In October I’ll start planning in earnest. Hopefully, the foundations I have created are suitable, I’m confident they are, but until I begin planning phase two, I will not know for sure.

*Alternatively, I could dive into the icebox and pull out a few tickets.

Costs to Expect API v2.00.0, well v2.00.1

Yesterday was release day; I released v2.00.0 of the Costs to Expect API and pushed two minor updates to the Costs to Expect Website and Web app.

Other than two minor issues, the releases went better than I expected. I did release a small hotfix that fixes one of the problems as it was publically visible, the other will get resolved in v2.01.0.

I have two Postman monitors that run daily; I also run these regularly during development to try and ensure I don’t break anything. Collection one contains all the HTTP requests the Website makes; collection two is more thorough and has HTTP requests for nearly all API endpoints. The two collections include around 1200 tests, these test the HEADERS, returned status codes and the response body. There were no tests for the issues; they slipped through the net. I have added a ticket to my tracker to add tests to catch any possible regressions.

My Postman collections are far from perfect; they give me some confidence, but as is evident based on the v2.00.1 release, there are still gaps.

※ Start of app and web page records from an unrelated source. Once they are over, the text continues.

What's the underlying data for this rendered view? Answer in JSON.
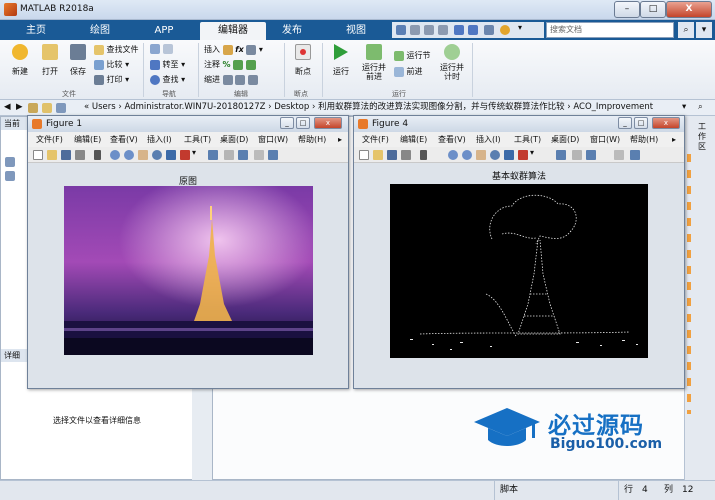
{
  "window": {
    "title": "MATLAB R2018a"
  },
  "tabs": [
    "主页",
    "绘图",
    "APP",
    "编辑器",
    "发布",
    "视图"
  ],
  "search": {
    "placeholder": "搜索文档"
  },
  "ribbon": {
    "new": "新建",
    "open": "打开",
    "save": "保存",
    "find_files": "查找文件",
    "compare": "比较",
    "print": "打印",
    "go_to": "转至",
    "find": "查找",
    "insert": "插入",
    "comment": "注释",
    "indent": "缩进",
    "breakpoints": "断点",
    "run": "运行",
    "run_advance": "运行并\n前进",
    "run_section": "运行节",
    "advance": "前进",
    "run_time": "运行并\n计时",
    "groups": {
      "file": "文件",
      "navigate": "导航",
      "edit": "编辑",
      "breakpoints": "断点",
      "run": "运行"
    }
  },
  "address": {
    "path": "« Users › Administrator.WIN7U-20180127Z › Desktop › 利用蚁群算法的改进算法实现图像分割，并与传统蚁群算法作比较 › ACO_Improvement"
  },
  "left_panel": {
    "current_label": "当前",
    "details_label": "详细",
    "details_text": "选择文件以查看详细信息"
  },
  "right_panel": {
    "workspace_label": "工作区"
  },
  "figure1": {
    "title": "Figure 1",
    "menu": [
      "文件(F)",
      "编辑(E)",
      "查看(V)",
      "插入(I)",
      "工具(T)",
      "桌面(D)",
      "窗口(W)",
      "帮助(H)"
    ],
    "plot_title": "原图"
  },
  "figure4": {
    "title": "Figure 4",
    "menu": [
      "文件(F)",
      "编辑(E)",
      "查看(V)",
      "插入(I)",
      "工具(T)",
      "桌面(D)",
      "窗口(W)",
      "帮助(H)"
    ],
    "plot_title": "基本蚁群算法"
  },
  "watermark": {
    "brand": "必过源码",
    "url": "Biguo100.com"
  },
  "status": {
    "script": "脚本",
    "row_label": "行",
    "row": "4",
    "col_label": "列",
    "col": "12"
  }
}
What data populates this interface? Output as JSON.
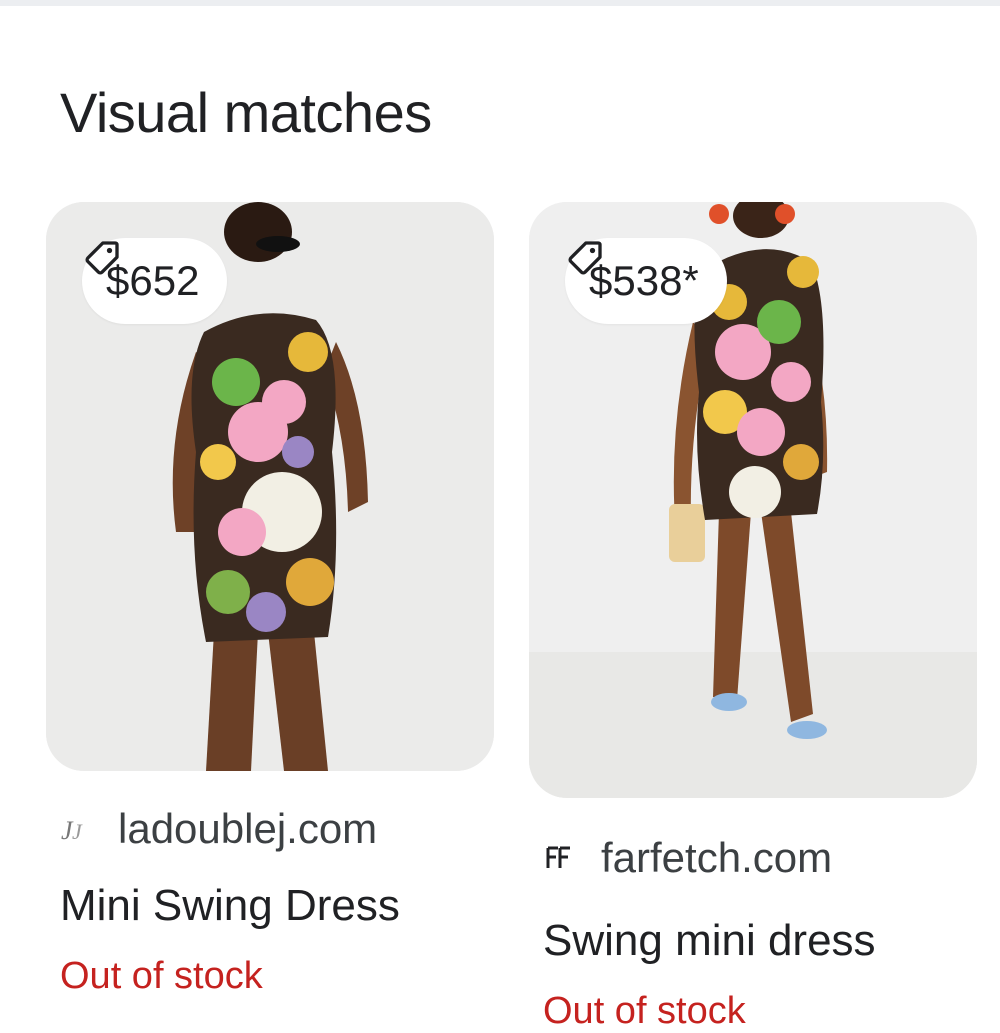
{
  "section": {
    "title": "Visual matches"
  },
  "results": [
    {
      "price": "$652",
      "source": "ladoublej.com",
      "title": "Mini Swing Dress",
      "stock": "Out of stock"
    },
    {
      "price": "$538*",
      "source": "farfetch.com",
      "title": "Swing mini dress",
      "stock": "Out of stock"
    }
  ],
  "colors": {
    "text": "#202124",
    "secondary": "#3c4043",
    "stock": "#c5221f",
    "chip_bg": "#ffffff"
  },
  "icons": {
    "price_tag": "price-tag-icon"
  }
}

I’m going to work on improving the monitors, for the last six months, anytime a feature gets added to the API, a test gets added to the relevant collection. Testing is going to be especially important when I start developing the app in a few weeks.